U.S. pilot unions have expressed concern at the omission of MCAS from the manual. One reason is that when MCAS activates, it changes somewhat the response of the airplane.
For example, there is a cutout switch in the control column so that when a pilot pulls or pushes in the opposite direction to a runaway stabilizer, it cuts electric power to the stabilizer. When MCAS is active, this cutout switch doesn't work, which could surprise a pilot who didn't know about the system.
Boeing ultimately won the FAA's approval to give pilots just an hour of training through an iPad about the differences between the MAX and the previous 737 generation. MCAS was not mentioned.
The FAA, after internal deliberations, also agreed to keep MCAS out of the manual, reasoning that MCAS was a software code that operates in the background as part of the flight-control system, according to an official familiar with the discussions.
A single sensor
Boeing has avoided accepting direct blame in public, saying MCAS was only one link in a chain of events. Its leaders have also said MCAS was designed according to the standard procedures it has used for years.
"The 737 MAX was certified in accordance with the identical FAA requirements and processes that have governed certification of previous new airplanes and derivatives. The FAA considered the final configuration and operating parameters of MCAS during MAX certification, and concluded that it met all certification and regulatory requirements," Boeing said in a statement.
The most controversial detail of the MCAS design has been the reliance on a single angle-of-attack sensor. On both of the deadly flights, everything started with a faulty sensor. In the second crash in Ethiopia, the data trace strongly suggests that the sensor was destroyed in an instant, likely by a bird strike.
There are two such sensors, one on either side of the fuselage. Why didn't Boeing, especially after discarding the G-force as a trigger, use both angle-of-attack sensors?
The thinking was that requiring input from two angle-of-attack sensors would mean that if either one failed the system would not function.
That has implications not only for safety but for airline costs. If the system is down, a pilot might fly into a situation where it's needed and find it unavailable. Or the airline might have to take the plane out of service and lose money.
Both factors point toward a principle of not adding complexity: Keep a system as simple as possible.
"You don't want to disrupt your customer's operations," said the person familiar with the MCAS details. And you don't want to "increase the risk that the system fails when you need it."
In this case, as simple as possible meant as minimal as the safety regulations allow. Since Boeing's system safety analysis concluded that one sensor was acceptable, that's what it went with.
But that's not the logic followed for a system on the KC-46 Air Force tanker, also called MCAS.
Boeing says the MCAS systems on the MAX and on the tanker share only a name and a similar function, and have completely different avionics.
But they both move the horizontal stabilizer to smooth the pilot stick forces in a wind-up turn. Their basic design architecture can be compared to some extent.

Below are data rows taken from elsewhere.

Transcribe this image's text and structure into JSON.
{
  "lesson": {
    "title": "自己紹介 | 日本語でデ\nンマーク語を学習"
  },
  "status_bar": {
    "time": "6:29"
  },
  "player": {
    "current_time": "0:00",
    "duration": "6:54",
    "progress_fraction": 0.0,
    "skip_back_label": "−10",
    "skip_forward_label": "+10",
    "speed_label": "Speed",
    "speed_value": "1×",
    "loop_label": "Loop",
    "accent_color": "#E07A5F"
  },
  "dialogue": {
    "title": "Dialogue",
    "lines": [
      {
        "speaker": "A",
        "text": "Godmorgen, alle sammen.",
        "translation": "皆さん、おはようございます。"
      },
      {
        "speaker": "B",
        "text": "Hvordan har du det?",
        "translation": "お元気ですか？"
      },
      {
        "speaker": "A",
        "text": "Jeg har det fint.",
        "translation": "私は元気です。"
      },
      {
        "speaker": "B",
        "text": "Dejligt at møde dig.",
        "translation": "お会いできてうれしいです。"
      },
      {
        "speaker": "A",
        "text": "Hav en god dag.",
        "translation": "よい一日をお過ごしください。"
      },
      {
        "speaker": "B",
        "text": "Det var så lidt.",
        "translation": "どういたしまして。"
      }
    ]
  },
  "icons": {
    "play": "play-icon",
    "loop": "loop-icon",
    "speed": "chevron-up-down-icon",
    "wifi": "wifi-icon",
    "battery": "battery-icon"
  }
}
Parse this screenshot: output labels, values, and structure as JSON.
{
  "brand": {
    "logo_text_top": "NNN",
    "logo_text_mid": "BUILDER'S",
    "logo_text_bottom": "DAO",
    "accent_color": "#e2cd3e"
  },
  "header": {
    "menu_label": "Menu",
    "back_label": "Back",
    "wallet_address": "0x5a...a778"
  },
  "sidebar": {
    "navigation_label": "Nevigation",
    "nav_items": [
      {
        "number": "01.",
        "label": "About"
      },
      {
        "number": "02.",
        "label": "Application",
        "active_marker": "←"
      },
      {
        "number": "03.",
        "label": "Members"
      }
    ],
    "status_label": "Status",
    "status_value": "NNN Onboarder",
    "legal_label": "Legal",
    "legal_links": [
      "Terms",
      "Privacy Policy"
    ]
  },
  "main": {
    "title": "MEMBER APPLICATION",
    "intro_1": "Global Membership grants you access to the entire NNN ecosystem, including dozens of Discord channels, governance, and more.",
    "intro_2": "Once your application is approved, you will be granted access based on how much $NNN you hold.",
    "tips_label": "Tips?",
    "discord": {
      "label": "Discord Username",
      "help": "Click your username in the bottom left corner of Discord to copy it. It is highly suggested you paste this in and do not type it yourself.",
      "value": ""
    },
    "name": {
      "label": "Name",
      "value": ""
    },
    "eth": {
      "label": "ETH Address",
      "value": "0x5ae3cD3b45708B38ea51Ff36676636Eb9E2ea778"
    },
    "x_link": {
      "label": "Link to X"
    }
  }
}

Air Force spokeswoman Ann Stefanek says "MCAS on the KC-46 has two sensors and the system compares the two readings."
Boeing's proposed update to MCAS for the MAX will have the same.
Earlier this month at the Paris Air Show, Boeing CEO Dennis Muilenburg reiterated the company's position that while the original MCAS was properly designed, "we know we can improve it."
The fixes include relying on two sensors rather than one, limiting MCAS to one rather than multiple activations, and revising the software.
“We are confident that they will result in a safe airplane, one of the safest airplanes ever to fly, and that MCAS will not contribute to a future accident,” he said.